With everyone now in possession of a camera phone and an internet connection, it’s clear we can no longer expect the level of privacy in public we might have had just a few short years ago. But just because it’s become the norm to record people in public without their consent, there is still—or should be—a line that we shouldn’t feel comfortable crossing. There’s no such thing as a white-hatted stalker after all, is there?
I tweeted my misgivings about the thread as it was happening, and while there were people who agreed with me, a surprising number refused to see anything wrong with painstakingly eavesdropping on strangers’ every move and word.
Making things worse, Blair and her partner have fully thrown themselves into the post-virality cash-in part of the typical cycle, asking for jobs and hoping to parlay their micro fame into something bigger. Unsurprisingly, she tweeted she wants to work for Buzzfeed, the site that, perhaps more than any other, ushered in the era of corny, empty virality for virality’s sake.
Curiously absent from the post flight media cycle, you may have noticed, is the woman on the plane, whose identity has been sniffed out, of course, by internet sleuths.
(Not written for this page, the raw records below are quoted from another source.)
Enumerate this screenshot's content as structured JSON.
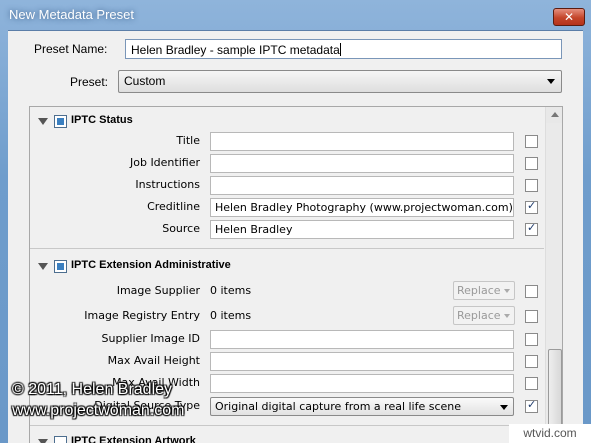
{
  "window": {
    "title": "New Metadata Preset",
    "close_glyph": "✕"
  },
  "preset_name": {
    "label": "Preset Name:",
    "value": "Helen Bradley - sample IPTC metadata"
  },
  "preset": {
    "label": "Preset:",
    "value": "Custom"
  },
  "sections": {
    "iptc_status": {
      "title": "IPTC Status",
      "enabled": true,
      "fields": [
        {
          "label": "Title",
          "value": "",
          "checked": false
        },
        {
          "label": "Job Identifier",
          "value": "",
          "checked": false
        },
        {
          "label": "Instructions",
          "value": "",
          "checked": false
        },
        {
          "label": "Creditline",
          "value": "Helen Bradley Photography (www.projectwoman.com)",
          "checked": true
        },
        {
          "label": "Source",
          "value": "Helen Bradley",
          "checked": true
        }
      ]
    },
    "iptc_ext_admin": {
      "title": "IPTC Extension Administrative",
      "enabled": true,
      "image_supplier": {
        "label": "Image Supplier",
        "count": "0 items",
        "mode": "Replace",
        "checked": false
      },
      "image_registry": {
        "label": "Image Registry Entry",
        "count": "0 items",
        "mode": "Replace",
        "checked": false
      },
      "fields": [
        {
          "label": "Supplier Image ID",
          "value": "",
          "checked": false
        },
        {
          "label": "Max Avail Height",
          "value": "",
          "checked": false
        },
        {
          "label": "Max Avail Width",
          "value": "",
          "checked": false
        }
      ],
      "digital_source": {
        "label": "Digital Source Type",
        "value": "Original digital capture from a real life scene",
        "checked": true
      }
    },
    "iptc_ext_artwork": {
      "title": "IPTC Extension Artwork",
      "enabled": false
    }
  },
  "watermark": {
    "line1": "© 2011, Helen Bradley",
    "line2": "www.projectwoman.com"
  },
  "brand": "wtvid.com"
}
Even less surprising is the fact that she has been subjected to harassment and shamed, leading to her reportedly deleting her social media accounts.
She also declined to appear on the Today Show spot, apparently uncomfortable with the entire affair. No matter, everyone else involved seems to be having a lovely time promoting themselves off an otherwise unremarkable encounter she had without her consent. “The real stars of the #PlaneBae love story?” wrote the Washington Post, “Not the couple, but the voyeurs.”
That includes all of us here now. We’re all voyeurs. We’re all stalkers. The only difference is some of us still have the good sense to feel gross about the whole thing. The headlines are right in a sense, this could have been a fairytale romance. It just wasn’t our story to tell.